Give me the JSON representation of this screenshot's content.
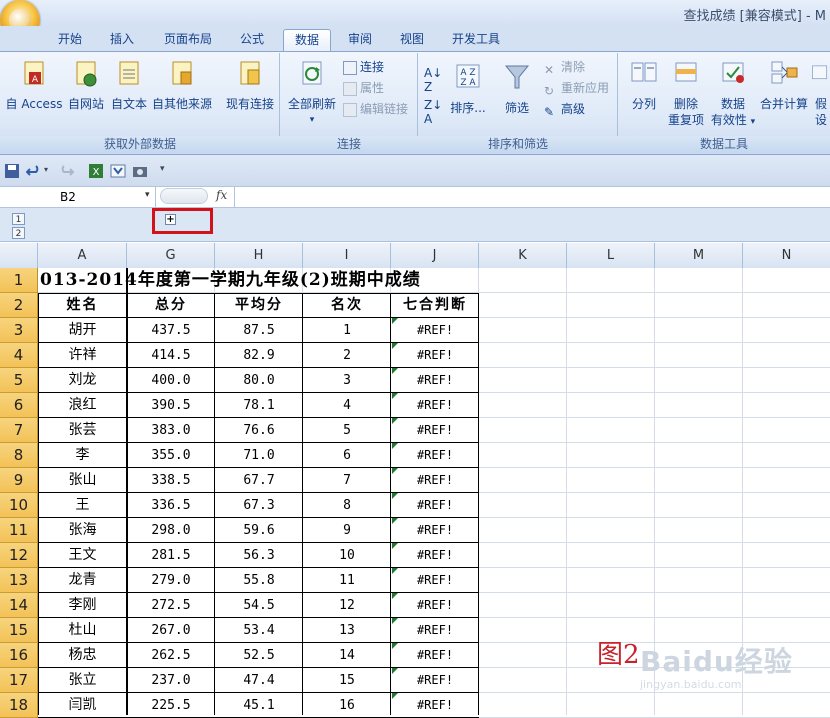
{
  "window": {
    "title": "查找成绩 [兼容模式] - M"
  },
  "tabs": [
    "开始",
    "插入",
    "页面布局",
    "公式",
    "数据",
    "审阅",
    "视图",
    "开发工具"
  ],
  "active_tab": "数据",
  "ribbon": {
    "groups": {
      "external": {
        "label": "获取外部数据",
        "buttons": [
          "自 Access",
          "自网站",
          "自文本",
          "自其他来源",
          "现有连接"
        ]
      },
      "connections": {
        "label": "连接",
        "refresh": "全部刷新",
        "connect": "连接",
        "properties": "属性",
        "edit_links": "编辑链接"
      },
      "sortfilter": {
        "label": "排序和筛选",
        "sort": "排序...",
        "filter": "筛选",
        "clear": "清除",
        "reapply": "重新应用",
        "advanced": "高级"
      },
      "datatools": {
        "label": "数据工具",
        "split": "分列",
        "remove_dup_1": "删除",
        "remove_dup_2": "重复项",
        "validation_1": "数据",
        "validation_2": "有效性",
        "consolidate": "合并计算",
        "whatif": "假设"
      }
    }
  },
  "name_box": "B2",
  "formula": "",
  "fx_label": "fx",
  "outline_levels": [
    "1",
    "2"
  ],
  "expand_symbol": "+",
  "columns": [
    "A",
    "G",
    "H",
    "I",
    "J",
    "K",
    "L",
    "M",
    "N"
  ],
  "rows": [
    "1",
    "2",
    "3",
    "4",
    "5",
    "6",
    "7",
    "8",
    "9",
    "10",
    "11",
    "12",
    "13",
    "14",
    "15",
    "16",
    "17",
    "18"
  ],
  "sheet_title": "013-2014年度第一学期九年级(2)班期中成绩",
  "table_headers": [
    "姓名",
    "总分",
    "平均分",
    "名次",
    "七合判断"
  ],
  "table_rows": [
    [
      "胡开",
      "437.5",
      "87.5",
      "1",
      "#REF!"
    ],
    [
      "许祥",
      "414.5",
      "82.9",
      "2",
      "#REF!"
    ],
    [
      "刘龙",
      "400.0",
      "80.0",
      "3",
      "#REF!"
    ],
    [
      "浪红",
      "390.5",
      "78.1",
      "4",
      "#REF!"
    ],
    [
      "张芸",
      "383.0",
      "76.6",
      "5",
      "#REF!"
    ],
    [
      "李",
      "355.0",
      "71.0",
      "6",
      "#REF!"
    ],
    [
      "张山",
      "338.5",
      "67.7",
      "7",
      "#REF!"
    ],
    [
      "王",
      "336.5",
      "67.3",
      "8",
      "#REF!"
    ],
    [
      "张海",
      "298.0",
      "59.6",
      "9",
      "#REF!"
    ],
    [
      "王文",
      "281.5",
      "56.3",
      "10",
      "#REF!"
    ],
    [
      "龙青",
      "279.0",
      "55.8",
      "11",
      "#REF!"
    ],
    [
      "李刚",
      "272.5",
      "54.5",
      "12",
      "#REF!"
    ],
    [
      "杜山",
      "267.0",
      "53.4",
      "13",
      "#REF!"
    ],
    [
      "杨忠",
      "262.5",
      "52.5",
      "14",
      "#REF!"
    ],
    [
      "张立",
      "237.0",
      "47.4",
      "15",
      "#REF!"
    ],
    [
      "闫凯",
      "225.5",
      "45.1",
      "16",
      "#REF!"
    ]
  ],
  "figure_label": "图2",
  "watermark": {
    "brand": "Baidu经验",
    "url": "jingyan.baidu.com"
  }
}
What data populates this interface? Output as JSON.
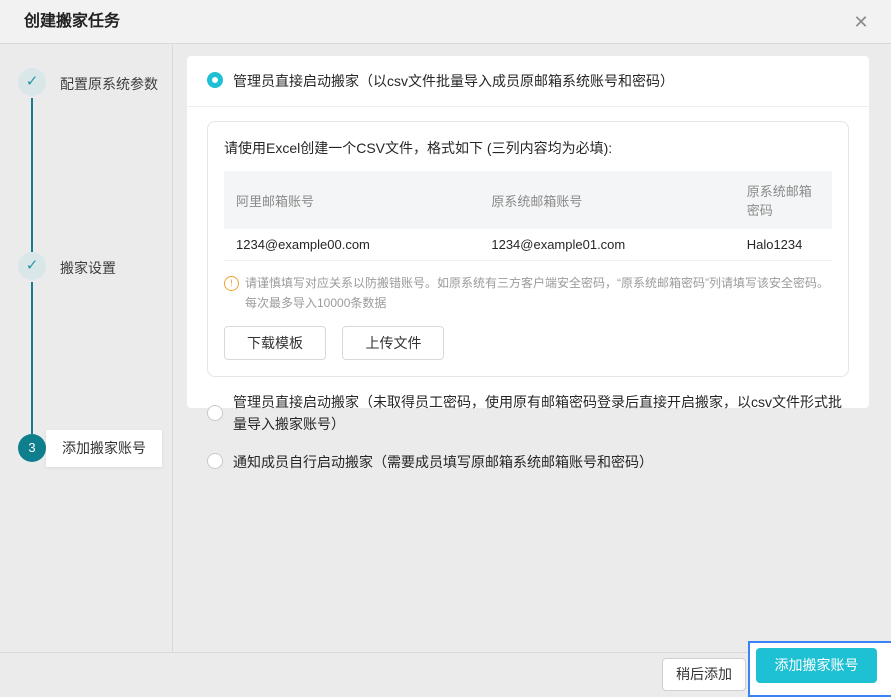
{
  "dialog": {
    "title": "创建搬家任务"
  },
  "icons": {
    "close": "✕",
    "check": "✓",
    "warning": "!"
  },
  "stepper": {
    "steps": [
      {
        "label": "配置原系统参数",
        "state": "done"
      },
      {
        "label": "搬家设置",
        "state": "done"
      },
      {
        "label": "添加搬家账号",
        "state": "current",
        "number": "3"
      }
    ]
  },
  "options": [
    {
      "label": "管理员直接启动搬家（以csv文件批量导入成员原邮箱系统账号和密码）",
      "selected": true
    },
    {
      "label": "管理员直接启动搬家（未取得员工密码，使用原有邮箱密码登录后直接开启搬家，以csv文件形式批量导入搬家账号）",
      "selected": false
    },
    {
      "label": "通知成员自行启动搬家（需要成员填写原邮箱系统邮箱账号和密码）",
      "selected": false
    }
  ],
  "csv_panel": {
    "instruction": "请使用Excel创建一个CSV文件，格式如下 (三列内容均为必填):",
    "table": {
      "headers": [
        "阿里邮箱账号",
        "原系统邮箱账号",
        "原系统邮箱密码"
      ],
      "rows": [
        [
          "1234@example00.com",
          "1234@example01.com",
          "Halo1234"
        ]
      ]
    },
    "note": "请谨慎填写对应关系以防搬错账号。如原系统有三方客户端安全密码，“原系统邮箱密码”列请填写该安全密码。每次最多导入10000条数据",
    "download_button": "下载模板",
    "upload_button": "上传文件"
  },
  "footer": {
    "later_button": "稍后添加",
    "primary_button": "添加搬家账号"
  },
  "colors": {
    "accent_cyan": "#1ec0d4",
    "stepper_teal": "#0f7f8d",
    "warning_orange": "#f0a32f",
    "highlight_border_blue": "#3b82f6"
  }
}
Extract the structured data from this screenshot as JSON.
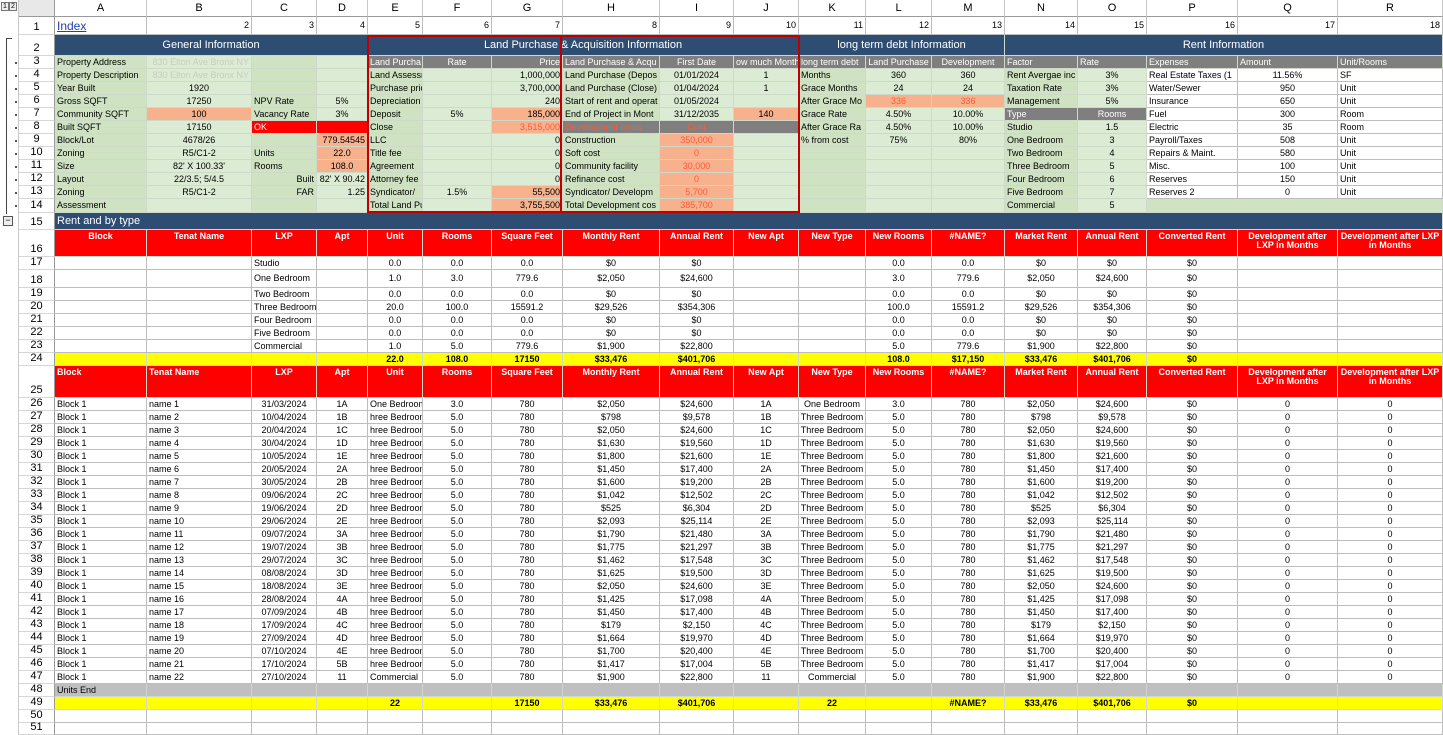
{
  "outline": {
    "btn1": "1",
    "btn2": "2",
    "collapse": "−"
  },
  "columns": [
    "A",
    "B",
    "C",
    "D",
    "E",
    "F",
    "G",
    "H",
    "I",
    "J",
    "K",
    "L",
    "M",
    "N",
    "O",
    "P",
    "Q",
    "R"
  ],
  "rows": [
    "1",
    "2",
    "3",
    "4",
    "5",
    "6",
    "7",
    "8",
    "9",
    "10",
    "11",
    "12",
    "13",
    "14",
    "15",
    "16",
    "17",
    "18",
    "19",
    "20",
    "21",
    "22",
    "23",
    "24",
    "25",
    "26",
    "27",
    "28",
    "29",
    "30",
    "31",
    "32",
    "33",
    "34",
    "35",
    "36",
    "37",
    "38",
    "39",
    "40",
    "41",
    "42",
    "43",
    "44",
    "45",
    "46",
    "47",
    "48",
    "49",
    "50",
    "51"
  ],
  "row1": {
    "index_link": "Index",
    "nums": [
      "2",
      "3",
      "4",
      "5",
      "6",
      "7",
      "8",
      "9",
      "10",
      "11",
      "12",
      "13",
      "14",
      "15",
      "16",
      "17",
      "18"
    ]
  },
  "sections": {
    "general": "General Information",
    "land": "Land Purchase & Acquisition Information",
    "debt": "long term debt Information",
    "rent": "Rent Information"
  },
  "general": {
    "labels": [
      "Property Address",
      "Property Description",
      "Year Built",
      "Gross SQFT",
      "Community SQFT",
      "Built SQFT",
      "Block/Lot",
      "Zoning",
      "Size",
      "Layout",
      "Zoning",
      "Assessment"
    ],
    "values": [
      "830 Elton Ave Bronx NY",
      "830 Elton Ave Bronx NY",
      "1920",
      "17250",
      "100",
      "17150",
      "4678/26",
      "R5/C1-2",
      "82' X 100.33'",
      "22/3.5; 5/4.5",
      "R5/C1-2",
      ""
    ],
    "c_labels": {
      "npv": "NPV Rate",
      "vacancy": "Vacancy Rate",
      "ok": "OK",
      "units": "Units",
      "rooms": "Rooms",
      "built": "Built",
      "far": "FAR"
    },
    "d_values": {
      "npv": "5%",
      "vacancy": "3%",
      "r9": "779.54545",
      "units": "22.0",
      "rooms": "108.0",
      "built": "82' X 90.42",
      "far": "1.25"
    }
  },
  "land": {
    "hdr": {
      "e": "Land Purcha",
      "f": "Rate",
      "g": "Price"
    },
    "labels": [
      "Land Assessment",
      "Purchase price",
      "Depreciation in Months",
      "Deposit",
      "Close",
      "LLC",
      "Title fee",
      "Agreement",
      "Attorney fee",
      "Syndicator/",
      "Total Land Purchase & Acquis"
    ],
    "rates": [
      "",
      "",
      "",
      "5%",
      "",
      "",
      "",
      "",
      "",
      "1.5%",
      ""
    ],
    "prices": [
      "1,000,000",
      "3,700,000",
      "240",
      "185,000",
      "3,515,000",
      "0",
      "0",
      "0",
      "0",
      "55,500",
      "3,755,500"
    ]
  },
  "dates": {
    "hdr": {
      "h": "Land Purchase & Acqu",
      "i": "First Date",
      "j": "ow much Month"
    },
    "labels": [
      "Land Purchase (Depos",
      "Land Purchase (Close)",
      "Start of rent and operat",
      "End of Project in Mont"
    ],
    "dates": [
      "01/01/2024",
      "01/04/2024",
      "01/05/2024",
      "31/12/2035"
    ],
    "months": [
      "1",
      "1",
      "",
      "140"
    ]
  },
  "dev": {
    "hdr": {
      "h": "Development costs",
      "i": "Cost"
    },
    "labels": [
      "Construction",
      "Soft cost",
      "Community facility",
      "Refinance cost",
      "Syndicator/ Developm",
      "Total Development cos"
    ],
    "costs": [
      "350,000",
      "0",
      "30,000",
      "0",
      "5,700",
      "385,700"
    ]
  },
  "debt": {
    "hdr": {
      "k": "long term debt",
      "l": "Land Purchase",
      "m": "Development"
    },
    "labels": [
      "Months",
      "Grace Months",
      "After Grace Mo",
      "Grace Rate",
      "After Grace Ra",
      "% from cost"
    ],
    "land": [
      "360",
      "24",
      "336",
      "4.50%",
      "4.50%",
      "75%"
    ],
    "development": [
      "360",
      "24",
      "336",
      "10.00%",
      "10.00%",
      "80%"
    ]
  },
  "rent_info": {
    "hdr": {
      "n": "Factor",
      "o": "Rate"
    },
    "factors": [
      "Rent Avergae inc",
      "Taxation Rate",
      "Management"
    ],
    "rates": [
      "3%",
      "3%",
      "5%"
    ],
    "type_hdr": {
      "n": "Type",
      "o": "Rooms"
    },
    "types": [
      "Studio",
      "One Bedroom",
      "Two Bedroom",
      "Three Bedroom",
      "Four Bedroom",
      "Five Bedroom",
      "Commercial"
    ],
    "rooms": [
      "1.5",
      "3",
      "4",
      "5",
      "6",
      "7",
      "5"
    ]
  },
  "expenses": {
    "hdr": {
      "p": "Expenses",
      "q": "Amount",
      "r": "Unit/Rooms"
    },
    "names": [
      "Real Estate Taxes (1",
      "Water/Sewer",
      "Insurance",
      "Fuel",
      "Electric",
      "Payroll/Taxes",
      "Repairs & Maint.",
      "Misc.",
      "Reserves",
      "Reserves 2"
    ],
    "amounts": [
      "11.56%",
      "950",
      "650",
      "300",
      "35",
      "508",
      "580",
      "100",
      "150",
      "0"
    ],
    "units": [
      "SF",
      "Unit",
      "Unit",
      "Room",
      "Room",
      "Unit",
      "Unit",
      "Unit",
      "Unit",
      "Unit"
    ]
  },
  "rent_section": {
    "title": "Rent and by type"
  },
  "summary": {
    "headers": [
      "Block",
      "Tenat Name",
      "LXP",
      "Apt",
      "Unit",
      "Rooms",
      "Square Feet",
      "Monthly Rent",
      "Annual Rent",
      "New Apt",
      "New Type",
      "New Rooms",
      "#NAME?",
      "Market Rent",
      "Annual Rent",
      "Converted Rent",
      "Development after LXP in Months",
      "Development after LXP in Months"
    ],
    "types": [
      "Studio",
      "One Bedroom",
      "Two Bedroom",
      "Three Bedroom",
      "Four Bedroom",
      "Five Bedroom",
      "Commercial"
    ],
    "unit": [
      "0.0",
      "1.0",
      "0.0",
      "20.0",
      "0.0",
      "0.0",
      "1.0"
    ],
    "rooms": [
      "0.0",
      "3.0",
      "0.0",
      "100.0",
      "0.0",
      "0.0",
      "5.0"
    ],
    "sqft": [
      "0.0",
      "779.6",
      "0.0",
      "15591.2",
      "0.0",
      "0.0",
      "779.6"
    ],
    "monthly": [
      "$0",
      "$2,050",
      "$0",
      "$29,526",
      "$0",
      "$0",
      "$1,900"
    ],
    "annual": [
      "$0",
      "$24,600",
      "$0",
      "$354,306",
      "$0",
      "$0",
      "$22,800"
    ],
    "new_rooms": [
      "0.0",
      "3.0",
      "0.0",
      "100.0",
      "0.0",
      "0.0",
      "5.0"
    ],
    "name_col": [
      "0.0",
      "779.6",
      "0.0",
      "15591.2",
      "0.0",
      "0.0",
      "779.6"
    ],
    "market": [
      "$0",
      "$2,050",
      "$0",
      "$29,526",
      "$0",
      "$0",
      "$1,900"
    ],
    "annual2": [
      "$0",
      "$24,600",
      "$0",
      "$354,306",
      "$0",
      "$0",
      "$22,800"
    ],
    "converted": [
      "$0",
      "$0",
      "$0",
      "$0",
      "$0",
      "$0",
      "$0"
    ],
    "totals": {
      "unit": "22.0",
      "rooms": "108.0",
      "sqft": "17150",
      "monthly": "$33,476",
      "annual": "$401,706",
      "new_rooms": "108.0",
      "name_col": "$17,150",
      "market": "$33,476",
      "annual2": "$401,706",
      "converted": "$0"
    }
  },
  "units": {
    "headers": [
      "Block",
      "Tenat Name",
      "LXP",
      "Apt",
      "Unit",
      "Rooms",
      "Square Feet",
      "Monthly Rent",
      "Annual Rent",
      "New Apt",
      "New Type",
      "New Rooms",
      "#NAME?",
      "Market Rent",
      "Annual Rent",
      "Converted Rent",
      "Development after LXP in Months",
      "Development after LXP in Months"
    ],
    "rows": [
      [
        "Block 1",
        "name 1",
        "31/03/2024",
        "1A",
        "One Bedroom",
        "3.0",
        "780",
        "$2,050",
        "$24,600",
        "1A",
        "One Bedroom",
        "3.0",
        "780",
        "$2,050",
        "$24,600",
        "$0",
        "0",
        "0"
      ],
      [
        "Block 1",
        "name 2",
        "10/04/2024",
        "1B",
        "hree Bedroom",
        "5.0",
        "780",
        "$798",
        "$9,578",
        "1B",
        "Three Bedroom",
        "5.0",
        "780",
        "$798",
        "$9,578",
        "$0",
        "0",
        "0"
      ],
      [
        "Block 1",
        "name 3",
        "20/04/2024",
        "1C",
        "hree Bedroom",
        "5.0",
        "780",
        "$2,050",
        "$24,600",
        "1C",
        "Three Bedroom",
        "5.0",
        "780",
        "$2,050",
        "$24,600",
        "$0",
        "0",
        "0"
      ],
      [
        "Block 1",
        "name 4",
        "30/04/2024",
        "1D",
        "hree Bedroom",
        "5.0",
        "780",
        "$1,630",
        "$19,560",
        "1D",
        "Three Bedroom",
        "5.0",
        "780",
        "$1,630",
        "$19,560",
        "$0",
        "0",
        "0"
      ],
      [
        "Block 1",
        "name 5",
        "10/05/2024",
        "1E",
        "hree Bedroom",
        "5.0",
        "780",
        "$1,800",
        "$21,600",
        "1E",
        "Three Bedroom",
        "5.0",
        "780",
        "$1,800",
        "$21,600",
        "$0",
        "0",
        "0"
      ],
      [
        "Block 1",
        "name 6",
        "20/05/2024",
        "2A",
        "hree Bedroom",
        "5.0",
        "780",
        "$1,450",
        "$17,400",
        "2A",
        "Three Bedroom",
        "5.0",
        "780",
        "$1,450",
        "$17,400",
        "$0",
        "0",
        "0"
      ],
      [
        "Block 1",
        "name 7",
        "30/05/2024",
        "2B",
        "hree Bedroom",
        "5.0",
        "780",
        "$1,600",
        "$19,200",
        "2B",
        "Three Bedroom",
        "5.0",
        "780",
        "$1,600",
        "$19,200",
        "$0",
        "0",
        "0"
      ],
      [
        "Block 1",
        "name 8",
        "09/06/2024",
        "2C",
        "hree Bedroom",
        "5.0",
        "780",
        "$1,042",
        "$12,502",
        "2C",
        "Three Bedroom",
        "5.0",
        "780",
        "$1,042",
        "$12,502",
        "$0",
        "0",
        "0"
      ],
      [
        "Block 1",
        "name 9",
        "19/06/2024",
        "2D",
        "hree Bedroom",
        "5.0",
        "780",
        "$525",
        "$6,304",
        "2D",
        "Three Bedroom",
        "5.0",
        "780",
        "$525",
        "$6,304",
        "$0",
        "0",
        "0"
      ],
      [
        "Block 1",
        "name 10",
        "29/06/2024",
        "2E",
        "hree Bedroom",
        "5.0",
        "780",
        "$2,093",
        "$25,114",
        "2E",
        "Three Bedroom",
        "5.0",
        "780",
        "$2,093",
        "$25,114",
        "$0",
        "0",
        "0"
      ],
      [
        "Block 1",
        "name 11",
        "09/07/2024",
        "3A",
        "hree Bedroom",
        "5.0",
        "780",
        "$1,790",
        "$21,480",
        "3A",
        "Three Bedroom",
        "5.0",
        "780",
        "$1,790",
        "$21,480",
        "$0",
        "0",
        "0"
      ],
      [
        "Block 1",
        "name 12",
        "19/07/2024",
        "3B",
        "hree Bedroom",
        "5.0",
        "780",
        "$1,775",
        "$21,297",
        "3B",
        "Three Bedroom",
        "5.0",
        "780",
        "$1,775",
        "$21,297",
        "$0",
        "0",
        "0"
      ],
      [
        "Block 1",
        "name 13",
        "29/07/2024",
        "3C",
        "hree Bedroom",
        "5.0",
        "780",
        "$1,462",
        "$17,548",
        "3C",
        "Three Bedroom",
        "5.0",
        "780",
        "$1,462",
        "$17,548",
        "$0",
        "0",
        "0"
      ],
      [
        "Block 1",
        "name 14",
        "08/08/2024",
        "3D",
        "hree Bedroom",
        "5.0",
        "780",
        "$1,625",
        "$19,500",
        "3D",
        "Three Bedroom",
        "5.0",
        "780",
        "$1,625",
        "$19,500",
        "$0",
        "0",
        "0"
      ],
      [
        "Block 1",
        "name 15",
        "18/08/2024",
        "3E",
        "hree Bedroom",
        "5.0",
        "780",
        "$2,050",
        "$24,600",
        "3E",
        "Three Bedroom",
        "5.0",
        "780",
        "$2,050",
        "$24,600",
        "$0",
        "0",
        "0"
      ],
      [
        "Block 1",
        "name 16",
        "28/08/2024",
        "4A",
        "hree Bedroom",
        "5.0",
        "780",
        "$1,425",
        "$17,098",
        "4A",
        "Three Bedroom",
        "5.0",
        "780",
        "$1,425",
        "$17,098",
        "$0",
        "0",
        "0"
      ],
      [
        "Block 1",
        "name 17",
        "07/09/2024",
        "4B",
        "hree Bedroom",
        "5.0",
        "780",
        "$1,450",
        "$17,400",
        "4B",
        "Three Bedroom",
        "5.0",
        "780",
        "$1,450",
        "$17,400",
        "$0",
        "0",
        "0"
      ],
      [
        "Block 1",
        "name 18",
        "17/09/2024",
        "4C",
        "hree Bedroom",
        "5.0",
        "780",
        "$179",
        "$2,150",
        "4C",
        "Three Bedroom",
        "5.0",
        "780",
        "$179",
        "$2,150",
        "$0",
        "0",
        "0"
      ],
      [
        "Block 1",
        "name 19",
        "27/09/2024",
        "4D",
        "hree Bedroom",
        "5.0",
        "780",
        "$1,664",
        "$19,970",
        "4D",
        "Three Bedroom",
        "5.0",
        "780",
        "$1,664",
        "$19,970",
        "$0",
        "0",
        "0"
      ],
      [
        "Block 1",
        "name 20",
        "07/10/2024",
        "4E",
        "hree Bedroom",
        "5.0",
        "780",
        "$1,700",
        "$20,400",
        "4E",
        "Three Bedroom",
        "5.0",
        "780",
        "$1,700",
        "$20,400",
        "$0",
        "0",
        "0"
      ],
      [
        "Block 1",
        "name 21",
        "17/10/2024",
        "5B",
        "hree Bedroom",
        "5.0",
        "780",
        "$1,417",
        "$17,004",
        "5B",
        "Three Bedroom",
        "5.0",
        "780",
        "$1,417",
        "$17,004",
        "$0",
        "0",
        "0"
      ],
      [
        "Block 1",
        "name 22",
        "27/10/2024",
        "11",
        "Commercial",
        "5.0",
        "780",
        "$1,900",
        "$22,800",
        "11",
        "Commercial",
        "5.0",
        "780",
        "$1,900",
        "$22,800",
        "$0",
        "0",
        "0"
      ]
    ],
    "end_label": "Units End",
    "totals": {
      "unit": "22",
      "sqft": "17150",
      "monthly": "$33,476",
      "annual": "$401,706",
      "new_apt": "22",
      "name_col": "#NAME?",
      "market": "$33,476",
      "annual2": "$401,706",
      "converted": "$0"
    }
  }
}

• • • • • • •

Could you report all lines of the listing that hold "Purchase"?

    "land": "Land Purchase & Acquisition Information",
      "Purchase price",
      "Total Land Purchase & Acquis"
      "h": "Land Purchase & Acqu",
      "Land Purchase (Depos",
      "Land Purchase (Close)",
      "l": "Land Purchase",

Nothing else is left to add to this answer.